Attitudes to social computing
- One respondent reported a continuum of enthusiasm for social computing tools in their organisation: Colleagues in marketing were enthusiastic users because they wanted to effectively communicate with their target audience. Colleagues in IT were indifferent. Colleagues in Legal were hesitant on account of the potential minefield of litigation to which social computing tools may expose the organisation.
- The polarised positive and negative views of social computing tools stemmed from the collective view of specific departments and the personal attitudes of individuals, rather than from age differences or status differences.
- Graduates (generation Y) entering the job market expect that they will use SC tools in their workplace and a failure to accommodate this expectation may prejudice them against employers which do not utilise such tools. Additionally, the tools may benefit an organisation in employee retention efforts in the current "transient employment market" - not only by just offering use of the tools in themselves - but by perpetuating a more accommodating corporate culture.
Business case for social computing
- I keep in contact with my children through web 2.0 tools but am struggling to come up with a business case that will persuade managers to trial them in our office.
- Sometimes not having a big budget is beneficial, you have to focus on what the organization really needs instead of what the tools can do.
- It is a shame that stick drivers like compliance seem more potent for attracting investment than carrot drivers (hence the big investment in EDRM). If you say ‘wiki’ to the average senior manager they run a mile.
- The voice which social computing gives employees opens up the potential for increased job satisfaction derived from making a contribution, a sense of empowerment, and can induce a feeling of corporate pride and identity.
- In making a business case for SC tools, mention how past fears of web and computer technologies and how these were largely not realised.
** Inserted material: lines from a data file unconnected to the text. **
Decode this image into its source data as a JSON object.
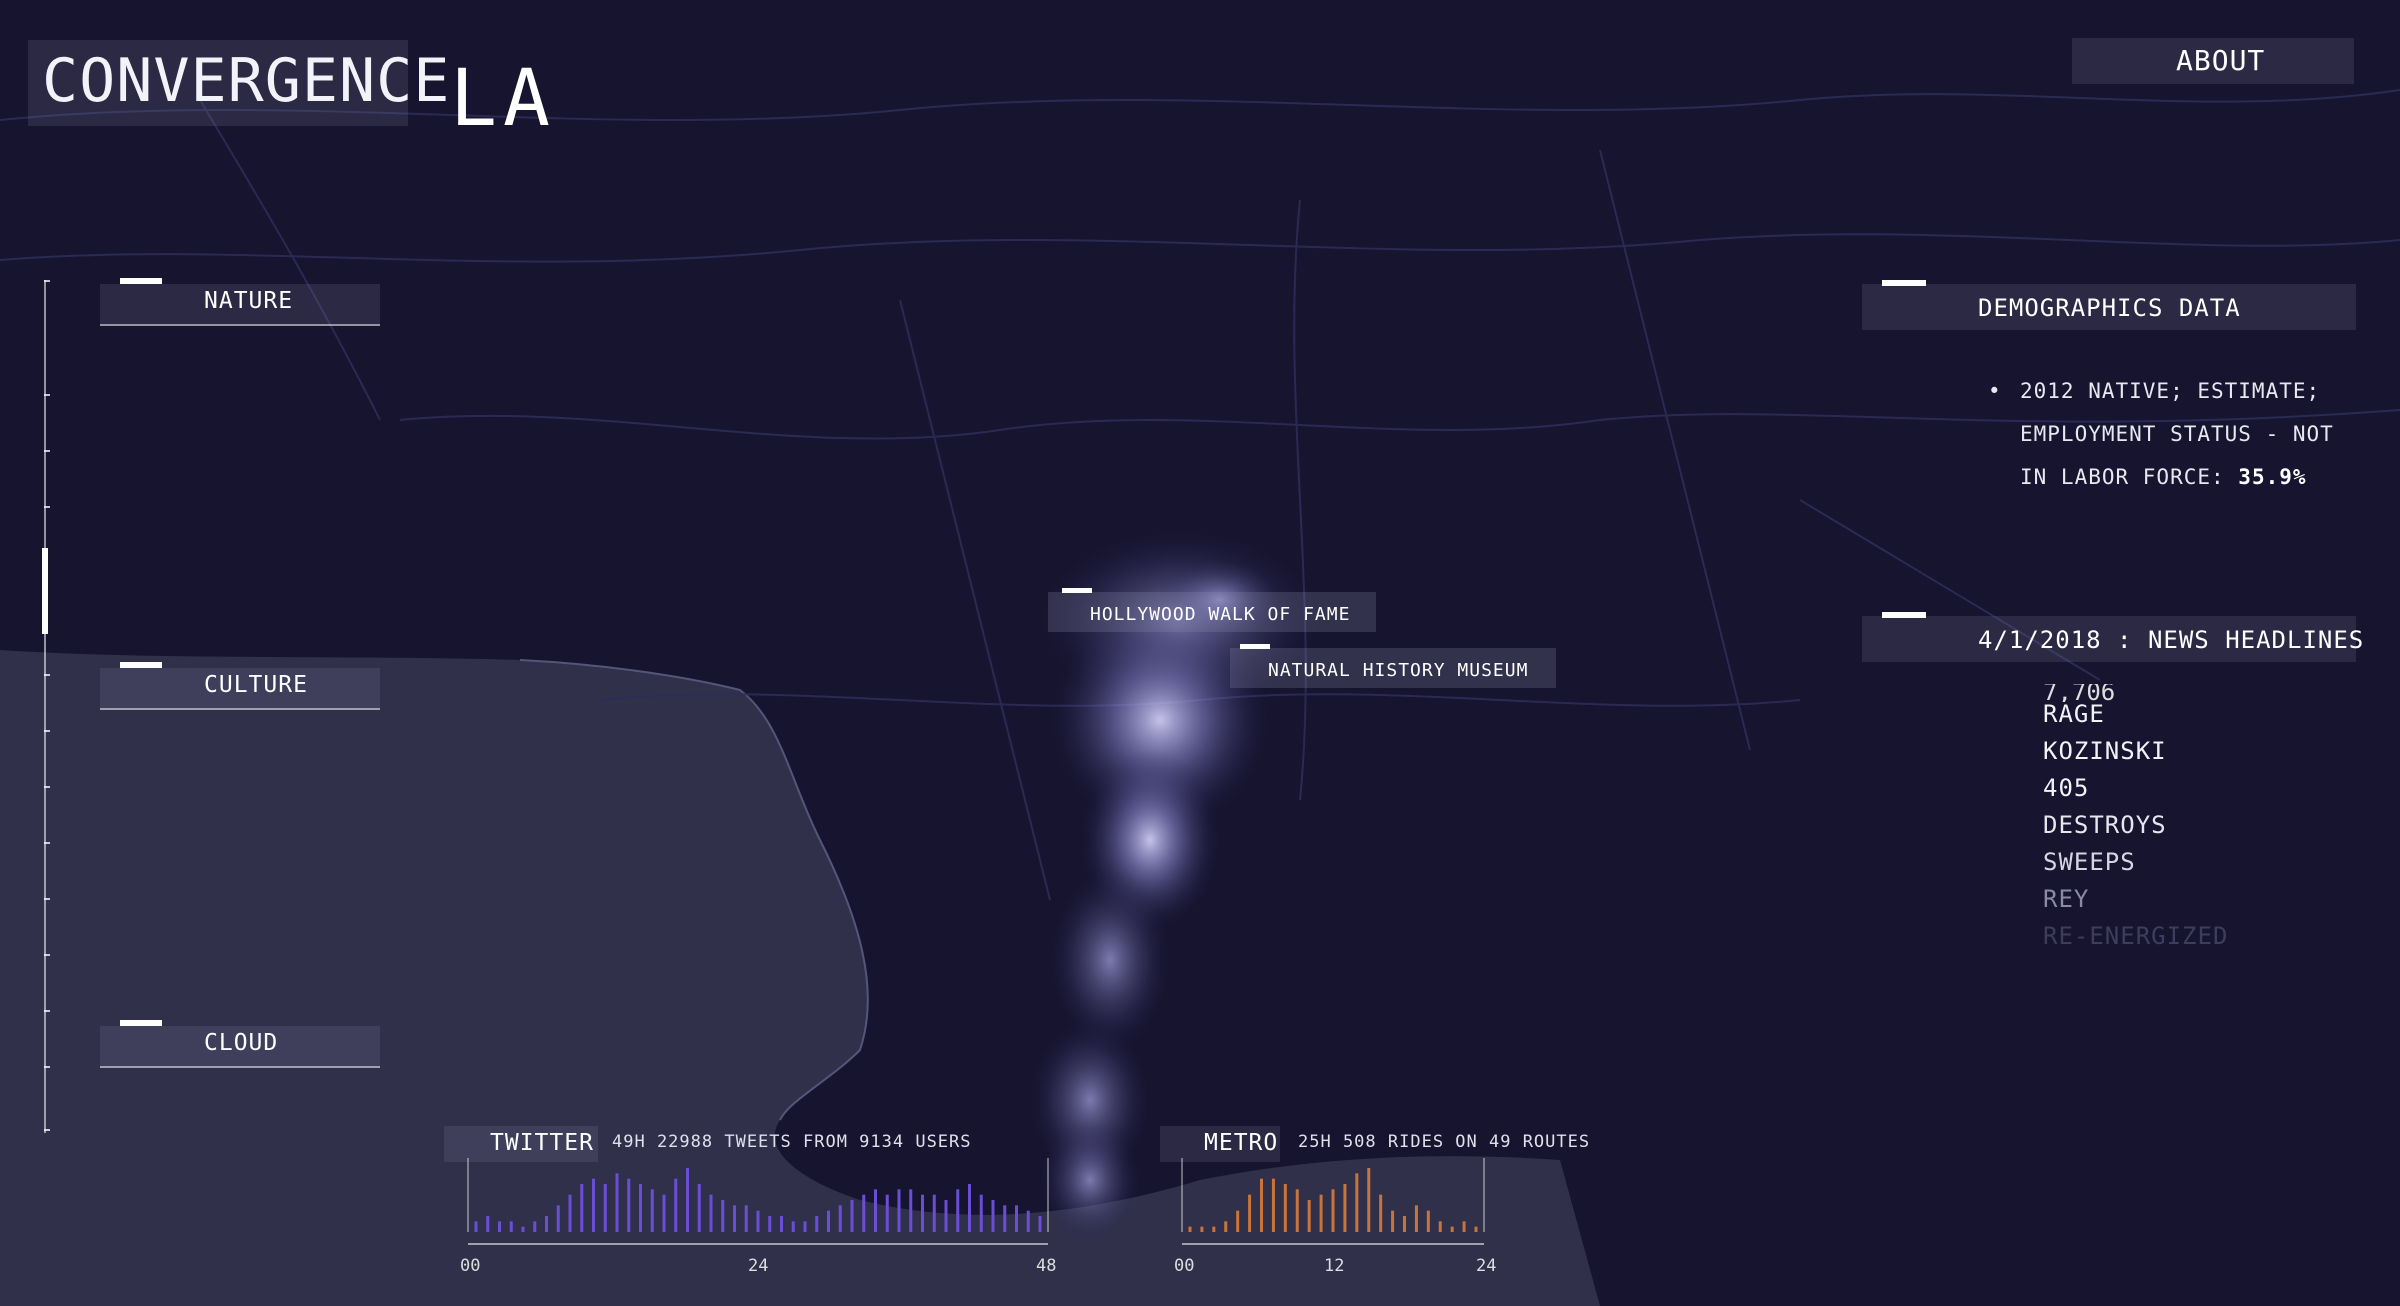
{
  "app": {
    "title_main": "CONVERGENCE",
    "title_city": "LA",
    "about_label": "ABOUT"
  },
  "categories": [
    {
      "label": "NATURE"
    },
    {
      "label": "CULTURE"
    },
    {
      "label": "CLOUD"
    }
  ],
  "demographics": {
    "heading": "DEMOGRAPHICS DATA",
    "line1": "2012 NATIVE; ESTIMATE;",
    "line2": "EMPLOYMENT STATUS - NOT",
    "line3_prefix": "IN LABOR FORCE: ",
    "line3_value": "35.9%"
  },
  "news": {
    "date": "4/1/2018",
    "separator": ":",
    "heading": "NEWS HEADLINES",
    "partial_item": "7,706",
    "items": [
      "RAGE",
      "KOZINSKI",
      "405",
      "DESTROYS",
      "SWEEPS",
      "REY",
      "RE-ENERGIZED"
    ]
  },
  "map_labels": {
    "hollywood": "HOLLYWOOD WALK OF FAME",
    "museum": "NATURAL HISTORY MUSEUM"
  },
  "twitter": {
    "title": "TWITTER",
    "summary": "49H 22988 TWEETS FROM 9134 USERS",
    "axis": [
      "00",
      "24",
      "48"
    ]
  },
  "metro": {
    "title": "METRO",
    "summary": "25H 508 RIDES ON 49 ROUTES",
    "axis": [
      "00",
      "12",
      "24"
    ]
  },
  "colors": {
    "background": "#16142e",
    "ocean": "#3a3a55",
    "twitter_bar": "#6a4ed6",
    "metro_bar": "#c8743a",
    "city_glow": "#b9b6e8"
  },
  "chart_data": [
    {
      "type": "bar",
      "title": "TWITTER",
      "subtitle": "49H 22988 TWEETS FROM 9134 USERS",
      "x_ticks": [
        "00",
        "24",
        "48"
      ],
      "values": [
        2,
        3,
        2,
        2,
        1,
        2,
        3,
        5,
        7,
        9,
        10,
        9,
        11,
        10,
        9,
        8,
        7,
        10,
        12,
        9,
        7,
        6,
        5,
        5,
        4,
        3,
        3,
        2,
        2,
        3,
        4,
        5,
        6,
        7,
        8,
        7,
        8,
        8,
        7,
        7,
        6,
        8,
        9,
        7,
        6,
        5,
        5,
        4,
        3
      ]
    },
    {
      "type": "bar",
      "title": "METRO",
      "subtitle": "25H 508 RIDES ON 49 ROUTES",
      "x_ticks": [
        "00",
        "12",
        "24"
      ],
      "values": [
        1,
        1,
        1,
        2,
        4,
        7,
        10,
        10,
        9,
        8,
        6,
        7,
        8,
        9,
        11,
        12,
        7,
        4,
        3,
        5,
        4,
        2,
        1,
        2,
        1
      ]
    }
  ]
}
For example, when desktop access to the internet was introduced it was widely believed that this would lead to time-wasting.
- IT must learn to trust people with tools and increase its user focus (a recurring theme from past generations of information tools!).
- If people are antagonistic to blogs and wikis, don't refer to them by those names. You can describe the functionality and benefits offered by wikis without calling them wikis.
Implementation and take-up
- There is a risk that social media will not be taken up by colleagues (but at least they are cheap: there is a similar risk of colleagues not taking up EDRM/ECM and cost of those systems is much higher!).
- The existence of different perspectives within the organisation on social computing means that these tools will be received differently in different areas. Adequate consideration should be given to the change implications of these differences when rolling out social computing tools.
- Social computing tools enable greater flexibility in terms of work location and collaboration. Conversely, this may increase pressure on employees to work from home.
- Depending on how a tool is rolled out, it has the potential to either increase or decrease information overload.
Governance of social computing tools
- It is hard to keep your work and your on-line personas separate, if you comment on a blog you have to remember whether you are logged on in your work name/e-mail or your home name/e-mail.
- Concern was expressed over the information management issues arising from the sprawl of hundreds or thousands of internally facing and/or externally facing blogs and wikis
- How can personal data be protected in social media environments?
- How do you maintain trust in the veracity of information posted on social media given its potential for unsanctioned edition by employees?
- Enthusiasm vs. governance: too much regulation would frustrate and stifle creative individuals and teams.
- Formal licensed collaboration tools can be controlled by the organisation, public freeware can not.
The next focus group in this research project will be held in Glasgow on Thursday 31 July. Details here.
James Lappin and Shooresh Golzari